• Work request
Please filter the entries for the word "field" and copy every line that has it.
__________
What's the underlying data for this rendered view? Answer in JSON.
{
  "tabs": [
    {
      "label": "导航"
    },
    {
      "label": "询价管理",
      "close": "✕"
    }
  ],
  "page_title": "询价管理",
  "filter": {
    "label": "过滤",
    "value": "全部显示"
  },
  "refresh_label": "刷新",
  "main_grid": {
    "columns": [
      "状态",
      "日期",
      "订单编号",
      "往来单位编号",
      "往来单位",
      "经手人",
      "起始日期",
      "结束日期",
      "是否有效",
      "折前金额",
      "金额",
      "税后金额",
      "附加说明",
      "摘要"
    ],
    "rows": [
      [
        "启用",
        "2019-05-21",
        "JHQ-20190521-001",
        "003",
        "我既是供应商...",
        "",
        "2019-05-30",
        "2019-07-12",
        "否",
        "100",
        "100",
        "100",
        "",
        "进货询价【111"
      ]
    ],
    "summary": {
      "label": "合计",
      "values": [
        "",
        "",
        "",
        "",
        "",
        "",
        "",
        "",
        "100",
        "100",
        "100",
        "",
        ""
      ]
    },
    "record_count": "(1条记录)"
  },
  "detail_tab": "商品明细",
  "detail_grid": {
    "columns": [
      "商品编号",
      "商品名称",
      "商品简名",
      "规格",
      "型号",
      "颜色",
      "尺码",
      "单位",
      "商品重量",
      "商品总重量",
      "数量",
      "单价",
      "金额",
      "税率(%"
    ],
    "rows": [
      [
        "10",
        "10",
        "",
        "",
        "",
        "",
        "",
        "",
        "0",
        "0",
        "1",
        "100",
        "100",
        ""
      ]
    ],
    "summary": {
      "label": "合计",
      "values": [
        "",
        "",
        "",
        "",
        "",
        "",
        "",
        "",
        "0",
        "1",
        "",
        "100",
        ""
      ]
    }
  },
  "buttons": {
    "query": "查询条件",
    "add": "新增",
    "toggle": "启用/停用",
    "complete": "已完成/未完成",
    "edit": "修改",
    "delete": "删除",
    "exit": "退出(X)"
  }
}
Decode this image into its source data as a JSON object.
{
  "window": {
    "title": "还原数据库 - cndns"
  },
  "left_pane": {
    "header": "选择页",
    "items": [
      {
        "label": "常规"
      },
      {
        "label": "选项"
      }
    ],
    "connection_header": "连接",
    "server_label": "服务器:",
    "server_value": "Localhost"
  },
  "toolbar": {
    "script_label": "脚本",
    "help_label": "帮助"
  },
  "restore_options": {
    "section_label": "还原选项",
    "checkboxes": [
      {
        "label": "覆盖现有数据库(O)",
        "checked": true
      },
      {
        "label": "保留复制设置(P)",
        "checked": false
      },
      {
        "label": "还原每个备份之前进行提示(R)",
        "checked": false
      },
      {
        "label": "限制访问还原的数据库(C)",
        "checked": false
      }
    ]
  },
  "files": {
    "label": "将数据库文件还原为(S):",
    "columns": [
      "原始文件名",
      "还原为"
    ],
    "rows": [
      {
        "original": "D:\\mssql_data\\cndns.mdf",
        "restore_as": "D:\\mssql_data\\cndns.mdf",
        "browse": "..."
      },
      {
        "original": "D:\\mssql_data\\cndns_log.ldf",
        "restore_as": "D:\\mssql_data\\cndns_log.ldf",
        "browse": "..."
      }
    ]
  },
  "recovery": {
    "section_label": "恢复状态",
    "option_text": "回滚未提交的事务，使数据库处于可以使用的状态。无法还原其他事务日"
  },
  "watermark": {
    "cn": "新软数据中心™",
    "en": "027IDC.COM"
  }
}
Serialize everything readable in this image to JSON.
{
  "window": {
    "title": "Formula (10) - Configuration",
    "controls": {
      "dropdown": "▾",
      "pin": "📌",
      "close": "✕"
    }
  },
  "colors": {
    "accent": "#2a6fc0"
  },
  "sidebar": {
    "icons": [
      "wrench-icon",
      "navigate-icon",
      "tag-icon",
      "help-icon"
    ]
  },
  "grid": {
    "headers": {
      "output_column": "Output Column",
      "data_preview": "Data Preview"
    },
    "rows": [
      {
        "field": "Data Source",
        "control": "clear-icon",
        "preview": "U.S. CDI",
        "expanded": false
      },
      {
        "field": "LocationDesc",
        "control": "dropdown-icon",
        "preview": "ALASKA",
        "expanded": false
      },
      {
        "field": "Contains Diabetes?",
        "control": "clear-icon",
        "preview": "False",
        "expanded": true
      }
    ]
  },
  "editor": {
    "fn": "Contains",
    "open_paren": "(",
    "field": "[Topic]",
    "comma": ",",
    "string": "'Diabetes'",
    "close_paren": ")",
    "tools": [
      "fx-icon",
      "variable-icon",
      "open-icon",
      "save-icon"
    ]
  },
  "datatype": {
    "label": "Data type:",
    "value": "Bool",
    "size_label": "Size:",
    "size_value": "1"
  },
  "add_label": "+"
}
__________
• Task response
        "field": "Data Source",
        "field": "LocationDesc",
        "field": "Contains Diabetes?",
    "field": "[Topic]",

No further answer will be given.